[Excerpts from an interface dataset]
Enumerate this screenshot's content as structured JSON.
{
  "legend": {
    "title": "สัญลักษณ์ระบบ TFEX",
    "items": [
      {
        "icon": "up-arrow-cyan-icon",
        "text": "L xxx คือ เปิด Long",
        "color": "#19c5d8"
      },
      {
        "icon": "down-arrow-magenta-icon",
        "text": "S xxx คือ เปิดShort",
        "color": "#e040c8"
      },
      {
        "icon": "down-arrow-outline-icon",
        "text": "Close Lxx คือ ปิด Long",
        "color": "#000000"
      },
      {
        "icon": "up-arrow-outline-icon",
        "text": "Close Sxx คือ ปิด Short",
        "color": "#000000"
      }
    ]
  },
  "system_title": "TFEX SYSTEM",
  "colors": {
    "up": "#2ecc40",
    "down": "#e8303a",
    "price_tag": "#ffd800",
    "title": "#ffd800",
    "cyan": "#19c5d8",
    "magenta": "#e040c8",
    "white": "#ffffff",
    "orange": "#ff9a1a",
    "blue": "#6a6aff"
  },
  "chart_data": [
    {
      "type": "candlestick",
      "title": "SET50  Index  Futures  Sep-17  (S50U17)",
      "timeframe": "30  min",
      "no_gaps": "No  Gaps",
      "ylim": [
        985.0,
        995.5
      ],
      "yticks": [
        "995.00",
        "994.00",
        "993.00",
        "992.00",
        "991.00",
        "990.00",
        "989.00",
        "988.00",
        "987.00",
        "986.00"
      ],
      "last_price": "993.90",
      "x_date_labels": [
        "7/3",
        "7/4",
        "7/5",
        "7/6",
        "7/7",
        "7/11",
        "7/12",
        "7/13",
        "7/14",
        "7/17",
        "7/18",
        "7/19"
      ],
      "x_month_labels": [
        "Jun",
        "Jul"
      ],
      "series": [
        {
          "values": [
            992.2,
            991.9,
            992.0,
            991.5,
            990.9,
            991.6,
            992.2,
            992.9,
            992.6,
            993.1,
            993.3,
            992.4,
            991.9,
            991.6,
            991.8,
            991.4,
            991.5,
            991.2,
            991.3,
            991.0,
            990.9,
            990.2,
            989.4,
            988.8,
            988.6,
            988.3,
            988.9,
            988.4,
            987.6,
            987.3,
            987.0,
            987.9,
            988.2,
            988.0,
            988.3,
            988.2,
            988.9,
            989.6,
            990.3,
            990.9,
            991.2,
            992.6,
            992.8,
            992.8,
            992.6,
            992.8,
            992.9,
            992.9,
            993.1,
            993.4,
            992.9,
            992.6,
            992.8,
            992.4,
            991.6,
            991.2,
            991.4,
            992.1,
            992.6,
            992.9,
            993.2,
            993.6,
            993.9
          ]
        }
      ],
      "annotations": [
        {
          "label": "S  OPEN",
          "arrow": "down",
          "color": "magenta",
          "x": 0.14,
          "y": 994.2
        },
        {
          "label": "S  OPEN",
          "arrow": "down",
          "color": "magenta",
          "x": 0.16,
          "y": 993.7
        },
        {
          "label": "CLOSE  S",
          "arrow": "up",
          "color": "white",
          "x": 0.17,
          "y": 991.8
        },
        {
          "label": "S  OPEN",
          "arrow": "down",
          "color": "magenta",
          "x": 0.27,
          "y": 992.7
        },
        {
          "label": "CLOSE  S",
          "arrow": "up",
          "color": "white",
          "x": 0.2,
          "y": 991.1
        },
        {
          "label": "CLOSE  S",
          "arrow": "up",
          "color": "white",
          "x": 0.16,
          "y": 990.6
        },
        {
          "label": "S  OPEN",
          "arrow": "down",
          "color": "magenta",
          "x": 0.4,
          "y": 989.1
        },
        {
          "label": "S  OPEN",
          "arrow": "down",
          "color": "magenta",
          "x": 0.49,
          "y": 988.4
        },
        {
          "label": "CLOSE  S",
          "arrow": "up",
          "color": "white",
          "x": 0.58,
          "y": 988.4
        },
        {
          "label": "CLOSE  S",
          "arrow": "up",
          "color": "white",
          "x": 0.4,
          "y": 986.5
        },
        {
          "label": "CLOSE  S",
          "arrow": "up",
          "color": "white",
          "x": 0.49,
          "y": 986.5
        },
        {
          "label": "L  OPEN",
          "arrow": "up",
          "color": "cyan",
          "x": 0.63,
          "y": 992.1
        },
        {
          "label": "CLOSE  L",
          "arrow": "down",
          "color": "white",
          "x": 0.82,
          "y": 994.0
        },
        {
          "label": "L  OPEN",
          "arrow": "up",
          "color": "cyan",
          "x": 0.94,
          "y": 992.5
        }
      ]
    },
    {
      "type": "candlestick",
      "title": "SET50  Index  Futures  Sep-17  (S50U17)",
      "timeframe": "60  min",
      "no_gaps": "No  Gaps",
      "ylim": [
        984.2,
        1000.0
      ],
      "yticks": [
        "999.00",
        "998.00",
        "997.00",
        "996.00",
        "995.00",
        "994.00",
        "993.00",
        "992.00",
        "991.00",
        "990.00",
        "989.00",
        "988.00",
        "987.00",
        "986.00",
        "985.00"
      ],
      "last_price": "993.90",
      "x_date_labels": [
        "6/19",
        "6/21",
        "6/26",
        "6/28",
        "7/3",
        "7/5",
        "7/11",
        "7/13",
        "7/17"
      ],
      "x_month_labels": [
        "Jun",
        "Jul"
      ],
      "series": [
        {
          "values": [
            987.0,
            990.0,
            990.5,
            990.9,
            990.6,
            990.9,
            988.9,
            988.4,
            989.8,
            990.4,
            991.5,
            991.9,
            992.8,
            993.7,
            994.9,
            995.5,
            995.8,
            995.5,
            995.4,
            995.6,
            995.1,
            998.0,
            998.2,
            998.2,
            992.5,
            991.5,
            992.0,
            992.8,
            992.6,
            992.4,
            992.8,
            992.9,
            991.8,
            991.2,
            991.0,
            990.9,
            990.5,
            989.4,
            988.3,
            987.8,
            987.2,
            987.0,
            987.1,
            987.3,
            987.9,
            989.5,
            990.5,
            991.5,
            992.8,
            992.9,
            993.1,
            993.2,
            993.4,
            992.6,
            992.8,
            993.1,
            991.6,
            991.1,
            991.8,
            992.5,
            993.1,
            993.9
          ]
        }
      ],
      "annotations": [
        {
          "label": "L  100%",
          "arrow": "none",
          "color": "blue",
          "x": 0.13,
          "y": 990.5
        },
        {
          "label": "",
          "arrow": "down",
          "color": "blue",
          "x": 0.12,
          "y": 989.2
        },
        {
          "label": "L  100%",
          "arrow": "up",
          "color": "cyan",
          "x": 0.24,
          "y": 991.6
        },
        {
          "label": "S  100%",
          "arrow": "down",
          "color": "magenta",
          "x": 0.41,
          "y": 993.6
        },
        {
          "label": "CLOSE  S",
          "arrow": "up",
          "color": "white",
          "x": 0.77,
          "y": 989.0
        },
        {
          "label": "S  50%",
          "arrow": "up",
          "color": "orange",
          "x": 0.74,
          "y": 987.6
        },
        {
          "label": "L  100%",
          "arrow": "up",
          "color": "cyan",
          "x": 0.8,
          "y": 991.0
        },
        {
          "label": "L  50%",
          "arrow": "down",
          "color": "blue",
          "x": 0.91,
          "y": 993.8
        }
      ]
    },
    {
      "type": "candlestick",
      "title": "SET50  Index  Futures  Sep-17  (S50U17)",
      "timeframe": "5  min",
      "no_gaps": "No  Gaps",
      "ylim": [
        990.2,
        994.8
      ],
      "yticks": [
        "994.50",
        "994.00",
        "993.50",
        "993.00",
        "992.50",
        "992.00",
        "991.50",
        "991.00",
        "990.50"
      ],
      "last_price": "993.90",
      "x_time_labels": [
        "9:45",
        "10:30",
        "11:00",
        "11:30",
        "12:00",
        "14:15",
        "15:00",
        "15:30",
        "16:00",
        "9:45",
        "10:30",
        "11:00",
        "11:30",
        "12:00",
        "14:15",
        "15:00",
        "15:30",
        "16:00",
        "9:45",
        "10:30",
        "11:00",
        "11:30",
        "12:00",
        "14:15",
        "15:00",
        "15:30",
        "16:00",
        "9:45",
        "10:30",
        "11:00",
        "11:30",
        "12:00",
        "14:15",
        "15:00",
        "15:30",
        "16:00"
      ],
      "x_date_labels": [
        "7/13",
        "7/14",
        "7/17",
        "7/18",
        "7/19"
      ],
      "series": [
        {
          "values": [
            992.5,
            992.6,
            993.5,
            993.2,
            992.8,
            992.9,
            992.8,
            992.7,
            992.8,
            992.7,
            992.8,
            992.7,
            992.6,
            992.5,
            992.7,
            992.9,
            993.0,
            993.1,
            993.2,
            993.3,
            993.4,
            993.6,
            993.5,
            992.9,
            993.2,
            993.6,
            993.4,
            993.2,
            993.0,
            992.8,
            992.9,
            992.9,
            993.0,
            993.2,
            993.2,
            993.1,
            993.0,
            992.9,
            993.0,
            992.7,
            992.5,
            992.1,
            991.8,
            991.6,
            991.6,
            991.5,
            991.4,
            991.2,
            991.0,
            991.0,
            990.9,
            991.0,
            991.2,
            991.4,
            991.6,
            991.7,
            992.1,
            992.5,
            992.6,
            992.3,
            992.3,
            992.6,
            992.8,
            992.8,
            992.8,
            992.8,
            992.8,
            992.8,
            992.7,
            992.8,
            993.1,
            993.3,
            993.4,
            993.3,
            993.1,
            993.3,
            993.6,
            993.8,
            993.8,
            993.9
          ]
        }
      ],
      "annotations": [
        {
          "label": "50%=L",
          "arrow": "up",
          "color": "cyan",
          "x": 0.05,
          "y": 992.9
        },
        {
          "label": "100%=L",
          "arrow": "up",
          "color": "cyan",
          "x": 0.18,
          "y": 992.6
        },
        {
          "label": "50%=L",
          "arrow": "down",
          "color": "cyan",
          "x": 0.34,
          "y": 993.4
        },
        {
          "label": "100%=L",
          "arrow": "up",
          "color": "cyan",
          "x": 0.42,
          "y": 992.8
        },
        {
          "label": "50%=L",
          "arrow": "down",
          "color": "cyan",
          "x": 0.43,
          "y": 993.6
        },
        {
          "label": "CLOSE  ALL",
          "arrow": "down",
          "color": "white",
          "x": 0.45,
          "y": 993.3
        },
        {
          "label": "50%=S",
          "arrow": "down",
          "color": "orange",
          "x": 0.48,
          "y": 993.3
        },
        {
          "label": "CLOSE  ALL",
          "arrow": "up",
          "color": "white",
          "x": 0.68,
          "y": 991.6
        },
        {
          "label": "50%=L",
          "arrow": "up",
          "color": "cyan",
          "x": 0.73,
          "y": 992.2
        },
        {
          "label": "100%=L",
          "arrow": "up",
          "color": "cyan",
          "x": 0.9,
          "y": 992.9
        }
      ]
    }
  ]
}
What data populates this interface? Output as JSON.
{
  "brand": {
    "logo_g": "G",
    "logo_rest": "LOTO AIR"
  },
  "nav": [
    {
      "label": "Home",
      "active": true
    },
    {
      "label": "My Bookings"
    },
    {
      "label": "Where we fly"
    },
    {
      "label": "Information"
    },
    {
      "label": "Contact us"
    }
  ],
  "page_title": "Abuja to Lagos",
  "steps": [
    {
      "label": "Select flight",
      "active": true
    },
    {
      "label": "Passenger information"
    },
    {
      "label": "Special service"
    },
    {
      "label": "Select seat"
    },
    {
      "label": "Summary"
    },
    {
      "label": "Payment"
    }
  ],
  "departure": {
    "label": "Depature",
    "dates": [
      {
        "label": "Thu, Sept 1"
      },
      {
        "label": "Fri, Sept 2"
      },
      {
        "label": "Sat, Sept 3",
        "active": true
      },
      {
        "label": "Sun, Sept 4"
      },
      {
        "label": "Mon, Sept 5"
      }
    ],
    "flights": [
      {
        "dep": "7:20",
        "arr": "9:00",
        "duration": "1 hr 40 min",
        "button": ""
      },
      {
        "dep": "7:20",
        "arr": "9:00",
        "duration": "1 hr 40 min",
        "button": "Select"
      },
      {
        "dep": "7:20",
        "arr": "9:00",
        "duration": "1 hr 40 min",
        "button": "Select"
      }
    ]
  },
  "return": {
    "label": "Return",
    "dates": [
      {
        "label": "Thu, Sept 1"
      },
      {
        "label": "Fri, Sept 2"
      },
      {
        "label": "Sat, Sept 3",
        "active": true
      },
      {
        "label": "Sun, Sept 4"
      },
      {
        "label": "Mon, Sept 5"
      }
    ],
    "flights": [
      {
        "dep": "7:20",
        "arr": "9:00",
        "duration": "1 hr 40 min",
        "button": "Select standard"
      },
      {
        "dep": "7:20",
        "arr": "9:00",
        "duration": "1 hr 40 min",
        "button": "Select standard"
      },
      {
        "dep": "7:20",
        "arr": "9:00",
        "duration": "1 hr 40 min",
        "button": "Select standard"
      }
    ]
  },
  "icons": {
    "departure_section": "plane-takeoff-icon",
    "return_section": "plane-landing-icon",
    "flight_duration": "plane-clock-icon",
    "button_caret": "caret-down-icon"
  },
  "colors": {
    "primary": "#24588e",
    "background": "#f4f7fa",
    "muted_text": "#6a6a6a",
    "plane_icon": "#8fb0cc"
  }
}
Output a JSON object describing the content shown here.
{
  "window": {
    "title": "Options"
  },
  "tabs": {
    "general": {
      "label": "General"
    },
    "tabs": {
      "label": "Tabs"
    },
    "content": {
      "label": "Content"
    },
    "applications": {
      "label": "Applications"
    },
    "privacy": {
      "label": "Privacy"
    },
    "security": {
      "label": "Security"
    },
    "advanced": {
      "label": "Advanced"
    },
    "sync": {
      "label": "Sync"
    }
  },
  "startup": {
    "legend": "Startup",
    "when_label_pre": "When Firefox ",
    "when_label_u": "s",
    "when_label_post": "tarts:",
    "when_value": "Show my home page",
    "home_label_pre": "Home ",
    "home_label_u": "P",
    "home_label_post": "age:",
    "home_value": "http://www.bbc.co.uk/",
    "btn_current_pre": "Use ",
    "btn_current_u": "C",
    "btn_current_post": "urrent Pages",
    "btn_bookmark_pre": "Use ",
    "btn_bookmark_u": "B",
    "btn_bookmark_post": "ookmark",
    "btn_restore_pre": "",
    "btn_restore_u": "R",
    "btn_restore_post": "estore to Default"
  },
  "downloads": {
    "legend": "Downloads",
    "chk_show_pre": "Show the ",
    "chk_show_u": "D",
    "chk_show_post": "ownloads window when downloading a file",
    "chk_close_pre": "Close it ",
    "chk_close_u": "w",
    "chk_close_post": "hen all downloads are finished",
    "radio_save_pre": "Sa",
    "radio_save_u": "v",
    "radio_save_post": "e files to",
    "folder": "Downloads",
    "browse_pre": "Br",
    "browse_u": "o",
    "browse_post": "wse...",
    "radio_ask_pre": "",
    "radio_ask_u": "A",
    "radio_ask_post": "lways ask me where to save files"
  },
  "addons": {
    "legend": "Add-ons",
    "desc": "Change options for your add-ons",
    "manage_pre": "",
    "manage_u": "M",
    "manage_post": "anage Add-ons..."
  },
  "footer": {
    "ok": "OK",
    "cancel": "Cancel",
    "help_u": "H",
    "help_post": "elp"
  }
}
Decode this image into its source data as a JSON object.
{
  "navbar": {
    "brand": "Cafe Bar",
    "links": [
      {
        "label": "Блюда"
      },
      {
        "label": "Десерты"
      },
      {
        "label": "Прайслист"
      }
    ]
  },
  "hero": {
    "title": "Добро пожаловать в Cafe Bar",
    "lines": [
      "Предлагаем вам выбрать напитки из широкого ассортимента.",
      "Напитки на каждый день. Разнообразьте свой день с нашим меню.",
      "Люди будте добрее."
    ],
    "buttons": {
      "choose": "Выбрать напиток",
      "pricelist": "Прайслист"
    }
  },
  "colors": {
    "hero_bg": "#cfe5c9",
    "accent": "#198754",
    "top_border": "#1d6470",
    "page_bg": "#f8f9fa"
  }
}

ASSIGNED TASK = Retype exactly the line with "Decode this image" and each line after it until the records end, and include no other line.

RESULT OF THIS TASK =
Decode this image into its source data as a JSON object.
{
  "navbar": {
    "brand": "Cafe Bar",
    "links": [
      {
        "label": "Блюда"
      },
      {
        "label": "Десерты"
      },
      {
        "label": "Прайслист"
      }
    ]
  },
  "hero": {
    "title": "Добро пожаловать в Cafe Bar",
    "lines": [
      "Предлагаем вам выбрать напитки из широкого ассортимента.",
      "Напитки на каждый день. Разнообразьте свой день с нашим меню.",
      "Люди будте добрее."
    ],
    "buttons": {
      "choose": "Выбрать напиток",
      "pricelist": "Прайслист"
    }
  },
  "colors": {
    "hero_bg": "#cfe5c9",
    "accent": "#198754",
    "top_border": "#1d6470",
    "page_bg": "#f8f9fa"
  }
}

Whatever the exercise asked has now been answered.